    You are correct... doing file scrubs of your file directories, syncing tons of information etc... would be something that is not recommended because it would drain your battery.  Background tasks can be used for various other things however.  An example would be to wake up periodically and poll for information from a webservice for updates.

    -Jeff


    Jeff Sanders (MSFT)

    Monday, May 21, 2012 11:44 AM
    Moderator
  • How and when does the SkyDrive app sync its content?
    Monday, May 21, 2012 11:55 AM
  • The SkyDrive app does not bring any data local.  When you view it in the file picker it goes up and gets the information via a filepicker extension.  Is that what you are asking Phil?


    Jeff Sanders (MSFT)

    Monday, May 21, 2012 12:06 PM
    Moderator
  • It does cache online files locally, I think. I have checked it myself in the appdata/local for the skydrive app.

    Question was: When does it sync the docs? Only on demand when the user requests it through a contract? And when does it upload new docs to the cloud? Does it query meta data (of files that exist on the cloud) in the background?

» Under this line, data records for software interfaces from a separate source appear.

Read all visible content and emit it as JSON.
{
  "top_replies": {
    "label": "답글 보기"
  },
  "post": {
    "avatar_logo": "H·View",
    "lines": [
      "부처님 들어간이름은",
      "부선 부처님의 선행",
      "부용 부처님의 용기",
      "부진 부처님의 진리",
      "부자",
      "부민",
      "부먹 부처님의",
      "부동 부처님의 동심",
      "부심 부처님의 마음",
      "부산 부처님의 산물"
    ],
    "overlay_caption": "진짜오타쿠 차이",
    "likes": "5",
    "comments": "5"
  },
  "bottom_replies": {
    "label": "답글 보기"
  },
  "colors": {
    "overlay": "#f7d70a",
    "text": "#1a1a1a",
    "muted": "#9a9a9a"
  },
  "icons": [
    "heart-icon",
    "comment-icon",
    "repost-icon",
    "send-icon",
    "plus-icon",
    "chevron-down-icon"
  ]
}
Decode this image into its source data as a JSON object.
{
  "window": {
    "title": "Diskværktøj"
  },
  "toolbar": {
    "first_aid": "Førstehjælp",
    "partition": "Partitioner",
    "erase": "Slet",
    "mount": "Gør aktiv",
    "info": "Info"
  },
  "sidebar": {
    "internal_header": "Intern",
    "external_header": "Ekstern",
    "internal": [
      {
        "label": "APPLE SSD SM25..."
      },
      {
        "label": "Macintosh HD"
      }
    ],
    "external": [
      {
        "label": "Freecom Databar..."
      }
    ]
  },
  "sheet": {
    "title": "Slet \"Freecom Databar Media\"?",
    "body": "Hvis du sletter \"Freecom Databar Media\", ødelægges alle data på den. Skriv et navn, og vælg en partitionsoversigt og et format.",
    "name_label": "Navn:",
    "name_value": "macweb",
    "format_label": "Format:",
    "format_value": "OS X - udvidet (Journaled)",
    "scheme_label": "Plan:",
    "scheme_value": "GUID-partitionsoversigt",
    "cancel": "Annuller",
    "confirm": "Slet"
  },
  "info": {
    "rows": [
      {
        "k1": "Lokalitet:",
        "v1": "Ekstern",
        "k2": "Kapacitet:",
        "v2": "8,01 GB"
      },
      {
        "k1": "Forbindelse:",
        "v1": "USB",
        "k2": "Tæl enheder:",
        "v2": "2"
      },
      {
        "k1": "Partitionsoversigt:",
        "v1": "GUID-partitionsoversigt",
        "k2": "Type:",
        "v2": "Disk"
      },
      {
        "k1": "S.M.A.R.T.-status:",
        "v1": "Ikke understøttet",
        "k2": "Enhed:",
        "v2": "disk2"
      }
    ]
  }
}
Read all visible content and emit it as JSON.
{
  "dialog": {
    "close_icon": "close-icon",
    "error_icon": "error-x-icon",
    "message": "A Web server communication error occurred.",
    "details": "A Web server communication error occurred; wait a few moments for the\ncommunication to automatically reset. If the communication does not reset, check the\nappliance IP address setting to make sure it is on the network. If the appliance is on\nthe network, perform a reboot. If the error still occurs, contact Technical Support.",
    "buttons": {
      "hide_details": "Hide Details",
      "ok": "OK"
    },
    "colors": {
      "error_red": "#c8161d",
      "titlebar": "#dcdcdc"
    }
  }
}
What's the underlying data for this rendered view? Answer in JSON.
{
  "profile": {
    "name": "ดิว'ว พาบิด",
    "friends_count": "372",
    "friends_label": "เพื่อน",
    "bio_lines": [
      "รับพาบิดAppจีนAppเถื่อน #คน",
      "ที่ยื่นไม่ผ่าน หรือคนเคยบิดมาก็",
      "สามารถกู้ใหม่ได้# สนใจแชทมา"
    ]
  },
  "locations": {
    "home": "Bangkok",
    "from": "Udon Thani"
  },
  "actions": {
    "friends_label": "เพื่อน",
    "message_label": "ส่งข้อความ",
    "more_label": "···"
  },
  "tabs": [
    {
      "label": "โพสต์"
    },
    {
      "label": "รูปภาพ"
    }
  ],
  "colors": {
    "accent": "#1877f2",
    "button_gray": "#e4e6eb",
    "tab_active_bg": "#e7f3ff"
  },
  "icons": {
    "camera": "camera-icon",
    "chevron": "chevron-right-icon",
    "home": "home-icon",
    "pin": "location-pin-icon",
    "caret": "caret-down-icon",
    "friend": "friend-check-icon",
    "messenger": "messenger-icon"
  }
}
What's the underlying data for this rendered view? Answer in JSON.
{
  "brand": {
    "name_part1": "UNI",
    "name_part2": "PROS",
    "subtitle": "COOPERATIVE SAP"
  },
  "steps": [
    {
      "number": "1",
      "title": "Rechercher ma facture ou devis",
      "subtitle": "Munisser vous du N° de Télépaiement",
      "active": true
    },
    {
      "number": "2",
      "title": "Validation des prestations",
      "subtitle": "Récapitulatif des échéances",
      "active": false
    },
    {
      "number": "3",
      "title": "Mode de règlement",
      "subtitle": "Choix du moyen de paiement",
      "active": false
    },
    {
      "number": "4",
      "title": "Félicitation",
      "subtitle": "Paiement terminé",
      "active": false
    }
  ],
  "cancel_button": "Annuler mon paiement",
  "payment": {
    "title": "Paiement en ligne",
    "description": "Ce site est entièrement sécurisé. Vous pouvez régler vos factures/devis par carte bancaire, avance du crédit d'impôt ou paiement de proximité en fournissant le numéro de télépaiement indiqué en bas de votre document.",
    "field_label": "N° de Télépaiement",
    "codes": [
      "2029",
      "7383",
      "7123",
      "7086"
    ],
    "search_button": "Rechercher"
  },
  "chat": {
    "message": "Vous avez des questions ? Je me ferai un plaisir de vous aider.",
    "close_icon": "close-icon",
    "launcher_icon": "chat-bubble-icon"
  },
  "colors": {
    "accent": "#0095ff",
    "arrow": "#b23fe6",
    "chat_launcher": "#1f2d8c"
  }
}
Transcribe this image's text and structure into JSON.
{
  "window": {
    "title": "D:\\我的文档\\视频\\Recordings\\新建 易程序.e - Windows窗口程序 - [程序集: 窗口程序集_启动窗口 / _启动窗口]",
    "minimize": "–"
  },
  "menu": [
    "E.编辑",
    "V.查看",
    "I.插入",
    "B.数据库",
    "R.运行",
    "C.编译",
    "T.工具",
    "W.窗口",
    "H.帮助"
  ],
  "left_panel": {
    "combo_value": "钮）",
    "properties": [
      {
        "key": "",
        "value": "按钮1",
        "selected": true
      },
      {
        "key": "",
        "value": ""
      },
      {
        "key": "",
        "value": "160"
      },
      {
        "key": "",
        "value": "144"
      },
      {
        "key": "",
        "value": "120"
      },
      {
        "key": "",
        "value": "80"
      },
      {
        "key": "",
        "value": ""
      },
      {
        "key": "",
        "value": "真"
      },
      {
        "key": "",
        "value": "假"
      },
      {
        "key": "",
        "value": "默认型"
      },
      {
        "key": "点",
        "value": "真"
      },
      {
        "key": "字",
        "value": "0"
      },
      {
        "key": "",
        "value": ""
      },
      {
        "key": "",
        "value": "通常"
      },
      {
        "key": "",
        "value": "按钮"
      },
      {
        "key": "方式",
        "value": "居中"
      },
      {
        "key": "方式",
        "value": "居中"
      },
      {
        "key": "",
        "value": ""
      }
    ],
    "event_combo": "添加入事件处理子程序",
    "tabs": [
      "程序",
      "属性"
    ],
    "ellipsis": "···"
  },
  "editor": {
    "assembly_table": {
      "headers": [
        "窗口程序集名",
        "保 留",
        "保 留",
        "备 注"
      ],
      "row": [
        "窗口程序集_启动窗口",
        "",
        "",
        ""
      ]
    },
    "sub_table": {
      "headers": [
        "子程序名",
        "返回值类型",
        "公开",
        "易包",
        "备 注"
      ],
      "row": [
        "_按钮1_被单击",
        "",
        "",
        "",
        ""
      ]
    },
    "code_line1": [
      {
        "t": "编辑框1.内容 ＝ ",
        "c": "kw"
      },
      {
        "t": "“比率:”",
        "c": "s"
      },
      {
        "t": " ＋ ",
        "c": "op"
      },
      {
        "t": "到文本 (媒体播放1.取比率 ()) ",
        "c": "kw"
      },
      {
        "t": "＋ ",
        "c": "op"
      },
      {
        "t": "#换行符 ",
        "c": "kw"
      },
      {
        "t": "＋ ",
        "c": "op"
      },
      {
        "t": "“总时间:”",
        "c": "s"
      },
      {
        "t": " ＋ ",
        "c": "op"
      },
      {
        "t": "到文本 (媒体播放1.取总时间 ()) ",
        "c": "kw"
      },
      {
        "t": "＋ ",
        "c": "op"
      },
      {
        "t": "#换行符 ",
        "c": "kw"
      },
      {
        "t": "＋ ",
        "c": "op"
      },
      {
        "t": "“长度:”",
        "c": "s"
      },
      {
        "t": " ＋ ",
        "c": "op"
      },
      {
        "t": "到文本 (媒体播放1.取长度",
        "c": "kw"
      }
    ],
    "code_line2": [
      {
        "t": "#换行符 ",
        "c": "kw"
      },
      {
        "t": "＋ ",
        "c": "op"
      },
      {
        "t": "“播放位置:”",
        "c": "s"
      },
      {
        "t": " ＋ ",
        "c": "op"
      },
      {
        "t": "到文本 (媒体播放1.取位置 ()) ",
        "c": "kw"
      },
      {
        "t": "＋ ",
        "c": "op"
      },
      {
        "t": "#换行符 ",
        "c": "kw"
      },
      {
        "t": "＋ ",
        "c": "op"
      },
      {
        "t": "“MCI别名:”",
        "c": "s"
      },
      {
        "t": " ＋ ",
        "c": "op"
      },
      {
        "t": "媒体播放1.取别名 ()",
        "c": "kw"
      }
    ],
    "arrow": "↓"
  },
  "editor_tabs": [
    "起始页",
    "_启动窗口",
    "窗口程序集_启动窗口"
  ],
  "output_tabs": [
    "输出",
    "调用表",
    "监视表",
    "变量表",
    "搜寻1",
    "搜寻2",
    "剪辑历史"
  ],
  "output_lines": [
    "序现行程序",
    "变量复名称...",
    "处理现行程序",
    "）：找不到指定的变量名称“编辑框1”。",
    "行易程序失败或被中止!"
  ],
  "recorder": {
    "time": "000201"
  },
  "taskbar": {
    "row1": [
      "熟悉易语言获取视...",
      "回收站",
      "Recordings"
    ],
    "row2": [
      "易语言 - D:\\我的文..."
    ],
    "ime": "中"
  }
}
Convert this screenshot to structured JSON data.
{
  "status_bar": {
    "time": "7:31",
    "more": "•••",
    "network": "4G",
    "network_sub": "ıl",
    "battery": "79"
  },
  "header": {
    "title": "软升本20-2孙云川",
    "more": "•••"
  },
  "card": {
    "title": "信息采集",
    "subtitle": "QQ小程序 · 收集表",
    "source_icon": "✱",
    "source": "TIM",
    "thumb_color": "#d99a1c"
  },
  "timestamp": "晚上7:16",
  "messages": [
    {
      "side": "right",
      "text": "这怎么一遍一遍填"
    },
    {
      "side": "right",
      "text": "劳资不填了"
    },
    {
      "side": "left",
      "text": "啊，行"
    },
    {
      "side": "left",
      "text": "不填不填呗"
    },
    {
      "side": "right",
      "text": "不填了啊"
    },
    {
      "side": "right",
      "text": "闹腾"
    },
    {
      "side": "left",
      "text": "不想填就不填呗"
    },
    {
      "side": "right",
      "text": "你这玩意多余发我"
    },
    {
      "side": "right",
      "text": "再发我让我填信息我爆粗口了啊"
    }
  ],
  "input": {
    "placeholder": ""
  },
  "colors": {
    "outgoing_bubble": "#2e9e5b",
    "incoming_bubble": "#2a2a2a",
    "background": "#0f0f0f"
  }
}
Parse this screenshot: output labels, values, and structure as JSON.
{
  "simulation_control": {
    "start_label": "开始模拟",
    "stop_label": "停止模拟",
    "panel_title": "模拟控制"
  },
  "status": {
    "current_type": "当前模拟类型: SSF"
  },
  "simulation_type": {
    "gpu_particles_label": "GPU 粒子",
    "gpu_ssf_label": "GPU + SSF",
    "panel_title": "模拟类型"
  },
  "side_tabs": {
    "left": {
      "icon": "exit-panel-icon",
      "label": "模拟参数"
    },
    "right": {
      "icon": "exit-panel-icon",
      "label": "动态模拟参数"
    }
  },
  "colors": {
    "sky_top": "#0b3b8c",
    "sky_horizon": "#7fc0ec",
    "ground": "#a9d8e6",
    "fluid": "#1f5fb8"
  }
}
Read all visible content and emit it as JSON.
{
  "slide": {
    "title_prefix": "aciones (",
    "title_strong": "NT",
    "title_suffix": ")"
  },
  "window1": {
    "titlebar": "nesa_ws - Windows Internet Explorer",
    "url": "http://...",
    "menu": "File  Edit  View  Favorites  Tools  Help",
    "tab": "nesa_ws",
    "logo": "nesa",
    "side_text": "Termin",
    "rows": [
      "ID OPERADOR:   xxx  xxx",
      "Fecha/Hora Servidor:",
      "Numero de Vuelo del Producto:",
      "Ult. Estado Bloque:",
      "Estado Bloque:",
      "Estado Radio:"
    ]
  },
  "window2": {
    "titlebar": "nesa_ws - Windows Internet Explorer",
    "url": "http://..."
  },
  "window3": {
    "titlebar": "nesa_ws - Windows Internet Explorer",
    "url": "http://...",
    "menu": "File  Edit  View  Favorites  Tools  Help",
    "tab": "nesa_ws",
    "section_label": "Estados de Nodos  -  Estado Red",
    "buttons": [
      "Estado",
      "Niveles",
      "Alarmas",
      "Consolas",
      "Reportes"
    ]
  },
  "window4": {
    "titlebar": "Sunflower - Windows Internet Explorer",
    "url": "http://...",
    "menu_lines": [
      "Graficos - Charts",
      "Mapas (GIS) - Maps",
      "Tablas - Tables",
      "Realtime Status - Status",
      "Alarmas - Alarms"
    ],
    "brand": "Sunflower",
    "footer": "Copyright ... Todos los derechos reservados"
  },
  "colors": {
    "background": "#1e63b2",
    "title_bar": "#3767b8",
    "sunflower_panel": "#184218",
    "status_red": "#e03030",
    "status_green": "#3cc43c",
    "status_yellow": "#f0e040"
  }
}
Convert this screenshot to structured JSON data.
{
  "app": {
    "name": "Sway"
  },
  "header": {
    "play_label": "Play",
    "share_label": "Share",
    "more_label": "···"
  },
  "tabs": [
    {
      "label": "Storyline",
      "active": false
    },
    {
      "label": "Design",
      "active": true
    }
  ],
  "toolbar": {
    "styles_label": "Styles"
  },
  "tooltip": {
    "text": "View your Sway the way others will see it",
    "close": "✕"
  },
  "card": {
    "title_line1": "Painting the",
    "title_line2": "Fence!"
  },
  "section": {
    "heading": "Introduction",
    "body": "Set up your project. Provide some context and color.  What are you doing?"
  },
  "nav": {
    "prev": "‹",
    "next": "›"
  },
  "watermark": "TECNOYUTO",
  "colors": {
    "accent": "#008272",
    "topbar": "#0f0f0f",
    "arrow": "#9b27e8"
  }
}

    • Edited by phil_ke Monday, May 21, 2012 12:11 PM
    Monday, May 21, 2012 12:10 PM
  • Wow!  I did not know that Phil.  Let me do some digging (later on today) and see if I can find out what it is doing and when.

    Jeff Sanders (MSFT)

    Monday, May 21, 2012 12:11 PM
    Moderator
  • Sure, the app should be working even when I am offline (in part at least) :)

    Thanks for your effort!

    Monday, May 21, 2012 12:14 PM
  • Hi Phil,

    So I drilled into that sucker and it does not sync or cache everything.  It does store some temporary files.  That said, I think you will find this blog appropriate for your questions:

    http://blogs.msdn.com/b/windowsappdev/archive/2012/05/16/being-productive-when-your-app-is-offscreen.aspx

    -Jeff


    Jeff Sanders (MSFT)

    Tuesday, May 22, 2012 6:06 PM
    Moderator
  • Thanks Jeff, that link was helpful. A good summary about whats possible. Now I need to find the right way to sync our data.

    I assume the BackgroundUploader and BackgroundDownloader are terminated once the app has been suspended by the system?

    Tuesday, May 22, 2012 6:29 PM
  • Nope, Suspend they continue to run.  Terminate they stop.

    See this section:

    After an app starts a background download operation, even if it gets suspended, these download operations continue in the background. The next time your app is resumed, you will receive the progress and completion callbacks of these download operations. If your app was terminated after being suspended, enumerating your download operations will restart previously queued background download operations. These next code examples show you how to enumerate your download operations in C# and JavaScript.

    -Jeff


    Jeff Sanders (MSFT)

    Wednesday, May 23, 2012 1:25 PM
    Moderator